▶ **DATA TO USE**:
* * *

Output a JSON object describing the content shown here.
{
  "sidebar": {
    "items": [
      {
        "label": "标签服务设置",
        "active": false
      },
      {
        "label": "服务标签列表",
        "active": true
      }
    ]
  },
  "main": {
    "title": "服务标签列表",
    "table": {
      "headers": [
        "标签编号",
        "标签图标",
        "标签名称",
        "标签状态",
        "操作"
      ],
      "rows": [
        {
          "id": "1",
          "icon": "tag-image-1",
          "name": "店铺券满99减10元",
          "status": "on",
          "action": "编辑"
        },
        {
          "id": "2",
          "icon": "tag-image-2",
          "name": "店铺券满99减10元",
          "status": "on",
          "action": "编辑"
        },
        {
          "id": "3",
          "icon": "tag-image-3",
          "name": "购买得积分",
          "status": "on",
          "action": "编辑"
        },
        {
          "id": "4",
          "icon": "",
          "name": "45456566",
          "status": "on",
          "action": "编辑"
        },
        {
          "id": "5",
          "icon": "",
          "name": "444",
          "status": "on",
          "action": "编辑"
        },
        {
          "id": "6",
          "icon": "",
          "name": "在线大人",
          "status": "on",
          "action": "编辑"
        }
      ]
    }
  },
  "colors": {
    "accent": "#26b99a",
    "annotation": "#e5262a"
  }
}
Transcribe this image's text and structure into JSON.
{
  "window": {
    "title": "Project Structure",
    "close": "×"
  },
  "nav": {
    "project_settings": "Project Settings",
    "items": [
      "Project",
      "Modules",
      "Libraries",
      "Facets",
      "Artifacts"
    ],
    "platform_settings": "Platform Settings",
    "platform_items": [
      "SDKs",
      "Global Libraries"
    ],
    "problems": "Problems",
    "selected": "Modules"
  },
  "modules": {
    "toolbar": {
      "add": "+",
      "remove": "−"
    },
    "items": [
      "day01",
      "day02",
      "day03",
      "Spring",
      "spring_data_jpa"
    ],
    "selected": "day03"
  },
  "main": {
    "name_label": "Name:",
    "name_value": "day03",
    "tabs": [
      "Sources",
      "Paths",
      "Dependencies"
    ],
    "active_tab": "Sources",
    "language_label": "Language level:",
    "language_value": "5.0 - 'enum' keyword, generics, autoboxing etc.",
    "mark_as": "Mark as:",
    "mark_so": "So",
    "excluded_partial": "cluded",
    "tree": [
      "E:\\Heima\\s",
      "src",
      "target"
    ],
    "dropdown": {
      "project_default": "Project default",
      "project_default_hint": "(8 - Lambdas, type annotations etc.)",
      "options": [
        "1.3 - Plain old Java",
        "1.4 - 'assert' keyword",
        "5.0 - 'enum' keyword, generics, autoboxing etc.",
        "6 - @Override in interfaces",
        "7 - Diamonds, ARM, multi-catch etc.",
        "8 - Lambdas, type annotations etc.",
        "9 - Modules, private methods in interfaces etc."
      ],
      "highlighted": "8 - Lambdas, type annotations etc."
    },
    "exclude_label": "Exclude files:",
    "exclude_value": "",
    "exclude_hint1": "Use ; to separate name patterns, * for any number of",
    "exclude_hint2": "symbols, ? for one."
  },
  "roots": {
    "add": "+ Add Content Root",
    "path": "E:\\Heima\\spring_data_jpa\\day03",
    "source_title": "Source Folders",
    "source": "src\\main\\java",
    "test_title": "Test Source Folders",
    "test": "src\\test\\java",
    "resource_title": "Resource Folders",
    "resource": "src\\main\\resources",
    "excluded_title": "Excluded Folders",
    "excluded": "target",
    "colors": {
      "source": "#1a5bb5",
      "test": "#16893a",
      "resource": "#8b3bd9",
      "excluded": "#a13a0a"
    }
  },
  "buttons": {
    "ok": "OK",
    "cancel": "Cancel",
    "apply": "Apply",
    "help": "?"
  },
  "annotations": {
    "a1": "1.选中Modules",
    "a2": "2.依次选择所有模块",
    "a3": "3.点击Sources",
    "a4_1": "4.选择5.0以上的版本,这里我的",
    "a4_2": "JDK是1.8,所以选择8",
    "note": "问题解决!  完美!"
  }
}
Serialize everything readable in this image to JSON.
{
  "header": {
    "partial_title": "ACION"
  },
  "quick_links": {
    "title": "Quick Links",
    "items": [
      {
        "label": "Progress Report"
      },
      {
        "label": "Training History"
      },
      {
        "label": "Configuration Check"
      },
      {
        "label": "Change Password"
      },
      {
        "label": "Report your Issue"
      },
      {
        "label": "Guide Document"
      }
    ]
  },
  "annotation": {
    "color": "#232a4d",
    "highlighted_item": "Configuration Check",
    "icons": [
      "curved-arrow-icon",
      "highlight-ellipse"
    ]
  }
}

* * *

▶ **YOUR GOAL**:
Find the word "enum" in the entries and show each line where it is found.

▶ **RESPONSE TO THIS TASK**:
    "language_value": "5.0 - 'enum' keyword, generics, autoboxing etc.",
        "5.0 - 'enum' keyword, generics, autoboxing etc.",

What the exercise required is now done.